  • that "The American economy's ultimate purpose is to produce more consumer goods."

  • MORE CONSUMER GOODS?

  • Our ultimate purpose? Not provide health care, or education, or safe transportation,

  • or sustainability or justice? Consumer goods?

  • How did they get us to jump on board this program so enthusiastically?

  • Well, two of their most effective strategies are planned obsolescence and perceived obsolescence.

  • Planned obsolescence is another word fordesigned for the dump.”

  • It means they actually make stuff to be useless as quickly as possible

  • so we will chuck it and buy a new one.

  • It’s obvious with things like plastic bags and coffee cups, but now it’s even big stuff:

  • mops, DVDs, cameras, barbeques even, everything! Even computers.

  • Have you noticed that when you buy a computer now,

  • the technology is changing so fast that in just a couple years,

  • it’s actually an impediment to communication? I was curious about this

  • so I opened up a big desktop computer to see what was inside. And I found out

  • that the piece that changes each year is just a tiny little piece in the corner.

  • But you can’t just change that one piece, because each new version is a different shape,

  • so you gotta chuck the whole thing and buy a new one.

  • So, I was reading industrial design journals from the 1950s when planned obsolescence

  • was really catching on. These designers are so open about it.

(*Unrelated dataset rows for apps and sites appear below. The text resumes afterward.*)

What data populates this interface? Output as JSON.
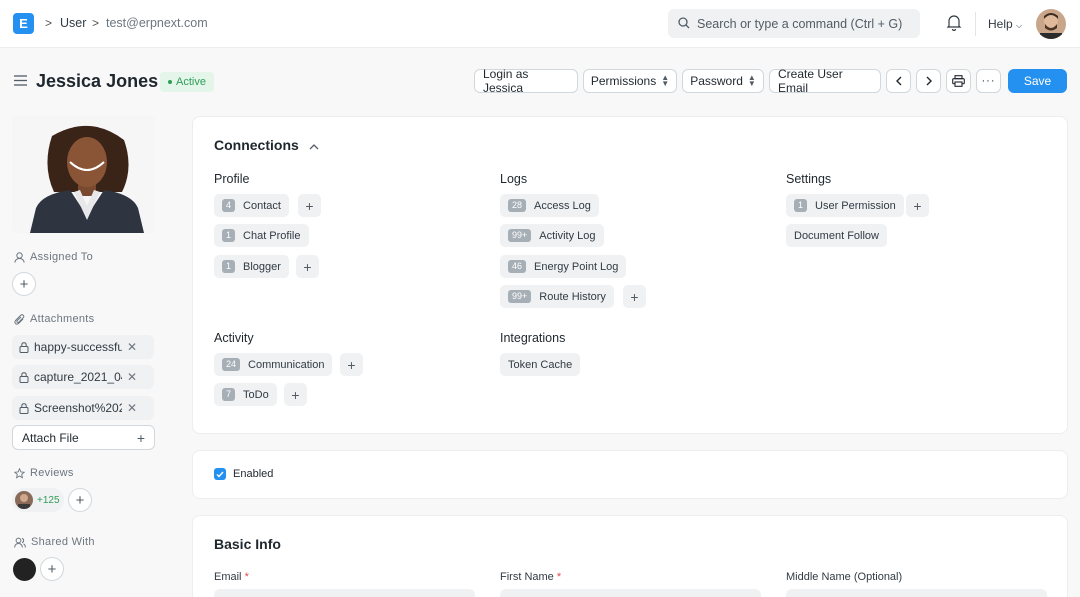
{
  "navbar": {
    "logo_letter": "E",
    "breadcrumbs": [
      "User",
      "test@erpnext.com"
    ],
    "search_placeholder": "Search or type a command (Ctrl + G)",
    "help_label": "Help"
  },
  "page": {
    "title": "Jessica Jones",
    "status": "Active",
    "status_color": "#2f9d58",
    "actions": {
      "login_as": "Login as Jessica",
      "permissions": "Permissions",
      "password": "Password",
      "create_email": "Create User Email",
      "save": "Save"
    }
  },
  "sidebar": {
    "assigned_to": "Assigned To",
    "attachments_label": "Attachments",
    "attachments": [
      "happy-successfu",
      "capture_2021_04",
      "Screenshot%202"
    ],
    "attach_file": "Attach File",
    "reviews_label": "Reviews",
    "reviews_count": "+125",
    "shared_with": "Shared With"
  },
  "connections": {
    "title": "Connections",
    "groups": {
      "profile": {
        "heading": "Profile",
        "items": [
          {
            "count": "4",
            "label": "Contact"
          },
          {
            "count": "1",
            "label": "Chat Profile"
          },
          {
            "count": "1",
            "label": "Blogger"
          }
        ]
      },
      "logs": {
        "heading": "Logs",
        "items": [
          {
            "count": "28",
            "label": "Access Log"
          },
          {
            "count": "99+",
            "label": "Activity Log"
          },
          {
            "count": "46",
            "label": "Energy Point Log"
          },
          {
            "count": "99+",
            "label": "Route History"
          }
        ]
      },
      "settings": {
        "heading": "Settings",
        "items": [
          {
            "count": "1",
            "label": "User Permission"
          },
          {
            "count": "",
            "label": "Document Follow"
          }
        ]
      },
      "activity": {
        "heading": "Activity",
        "items": [
          {
            "count": "24",
            "label": "Communication"
          },
          {
            "count": "7",
            "label": "ToDo"
          }
        ]
      },
      "integrations": {
        "heading": "Integrations",
        "items": [
          {
            "count": "",
            "label": "Token Cache"
          }
        ]
      }
    }
  },
  "enabled": {
    "label": "Enabled",
    "checked": true
  },
  "basic_info": {
    "title": "Basic Info",
    "fields": {
      "email": "Email",
      "first_name": "First Name",
      "middle_name": "Middle Name (Optional)"
    },
    "required_mark": "*"
  },
  "colors": {
    "accent": "#2490ef"
  },
  "icons": [
    "search-icon",
    "bell-icon",
    "menu-icon",
    "print-icon",
    "more-icon",
    "chevron-left-icon",
    "chevron-right-icon",
    "user-icon",
    "paperclip-icon",
    "star-icon",
    "users-icon",
    "lock-icon",
    "close-icon",
    "plus-icon",
    "chevron-up-icon",
    "check-icon"
  ]
}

  • They actually discuss how fast can they make stuff break

  • that still leaves the consumer having enough faith in the product

  • to go out and buy anther one. It was so intentional.

  • But stuff cannot break fast enough to keep this arrow afloat,

  • so there’s alsoperceived obsolescence.”

  • Now perceived obsolescence convinces us to throw away stuff that is still perfectly useful.

  • How do they do that? Well, they change the way the stuff looks

  • so if you bought your stuff a couple years ago,

  • everyone can tell that you haven’t contributed to this arrow recently

  • and since the way we demonstrate our value is contributing to this arrow, it can be embarrassing

  • Like I’ve have had the same fat white computer monitor

  • on my desk for 5 years. My co-worker just got a new computer.

  • She has a flat, shiny, sleek monitor.

  • It matches her computer, it matches her phone, even her pen stand.

  • She looks like she is driving in space ship central and I,

  • I look like I have a washing machine on my desk.

  • Fashion is another prime example of this. Have you ever wondered why women’s shoe heels

  • go from fat one year to skinny the next to fat to skinny? It is not because there is some debate

  • about which heel structure is the most healthy for women’s feet. It’s because wearing fat heels

  • in a skinny heel year shows everybody that you haven’t contributed to that arrow recently

  • so youre not as valuable as that person in skinny heels next to you,

  • or, more likely, in some ad. It’s to keep buying new shoes.

  • Advertisements, and media in general, play a big role in this.

  • Each of us in the U.S. is targeted with over 3,000 advertisements a day.

  • We each